Friday is the 143rd anniversary of Arbor Day, started all those years ago by journalist J. Sterling Morton in Nebraska.

Through his articles and editorials, Morton urged people to plant trees for beauty and shade, for fuel and building materials, and for windbreaks to halt blowing soil.

Some types of trees supply us with edible fruits and nuts, others with showy flowers. They all moderate our climate, provide dwelling places for wildlife, conserve our water, clean our air, cool our streets and homes, and make our neighborhoods more livable. Of perhaps even greater importance, trees take in and use carbon dioxide, the main global warming gas, for their own growth and development.

Each year, the last Friday in April (today) is officially recognized as National Arbor Day, a special day set aside for people to learn about trees and to plant trees.

What to plant?
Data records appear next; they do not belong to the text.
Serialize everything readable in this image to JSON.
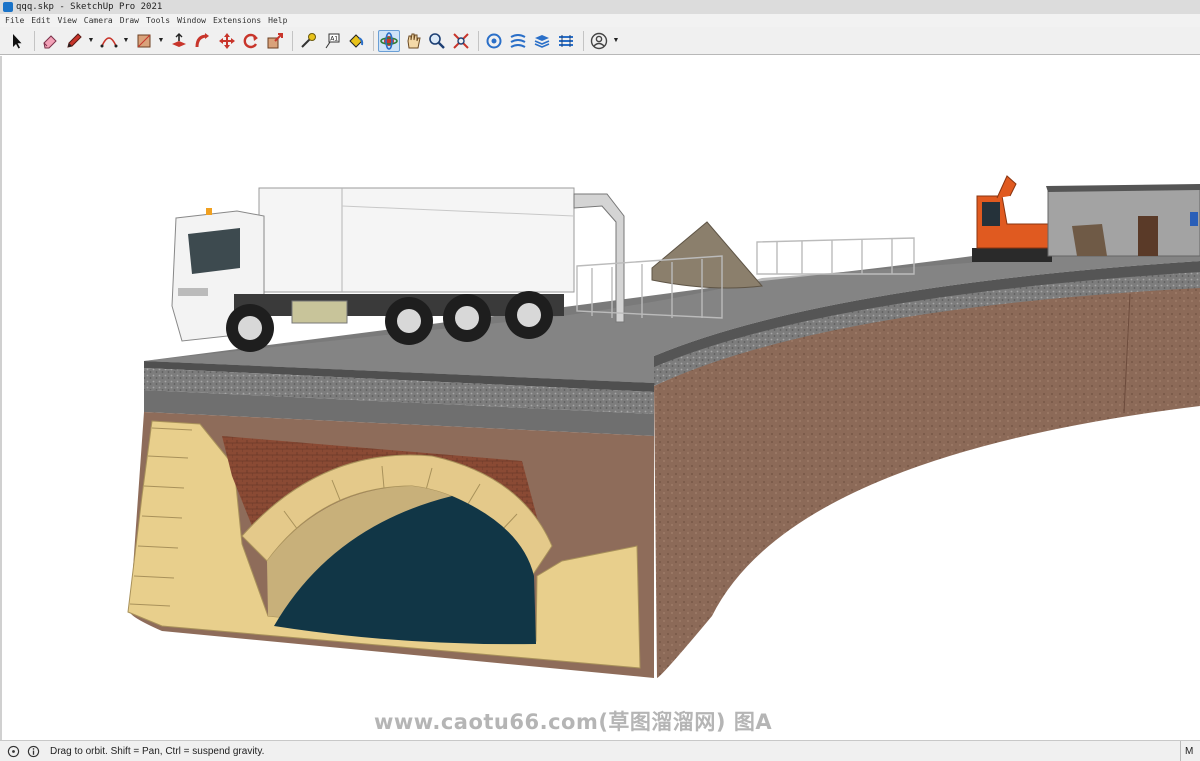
{
  "window": {
    "title": "qqq.skp - SketchUp Pro 2021"
  },
  "menu": [
    "File",
    "Edit",
    "View",
    "Camera",
    "Draw",
    "Tools",
    "Window",
    "Extensions",
    "Help"
  ],
  "toolbar": {
    "tools": [
      "select",
      "eraser",
      "pencil-line",
      "arc",
      "rectangle",
      "push-pull",
      "follow-me",
      "move",
      "rotate",
      "scale",
      "tape-measure",
      "text",
      "paint-bucket",
      "orbit",
      "pan",
      "zoom",
      "zoom-extents",
      "outliner",
      "styles",
      "layers",
      "scenes",
      "account"
    ],
    "active_tool": "orbit"
  },
  "status": {
    "message": "Drag to orbit. Shift = Pan, Ctrl = suspend gravity.",
    "measurements_label": "M"
  },
  "watermark": "www.caotu66.com(草图溜溜网) 图A",
  "colors": {
    "accent": "#1a73c8",
    "toolbar_bg": "#f0f0f0",
    "viewport_bg": "#ffffff"
  }
}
If you live in the southern or central part of the state, I’d suggest native bur oak, sugar maple, basswood, hackberry, tamarack, white cedar and red pine. Also, consider non-native crabapples, plus apple trees and other fruit trees developed by or recommended by the University of Minnesota.

A trip to the Minnesota Landscape Arboretum near Chanhassen will give interested tree planters many good ideas.

 

Jim Gilbert’s Nature Notes are heard on WCCO Radio at 7:15 a.m. Sundays. His observations have been part of the Minnesota Weatherguide Environment Calendars since 1977, and he is the author of five books on nature in Minnesota. He taught and worked as a naturalist for 50 years.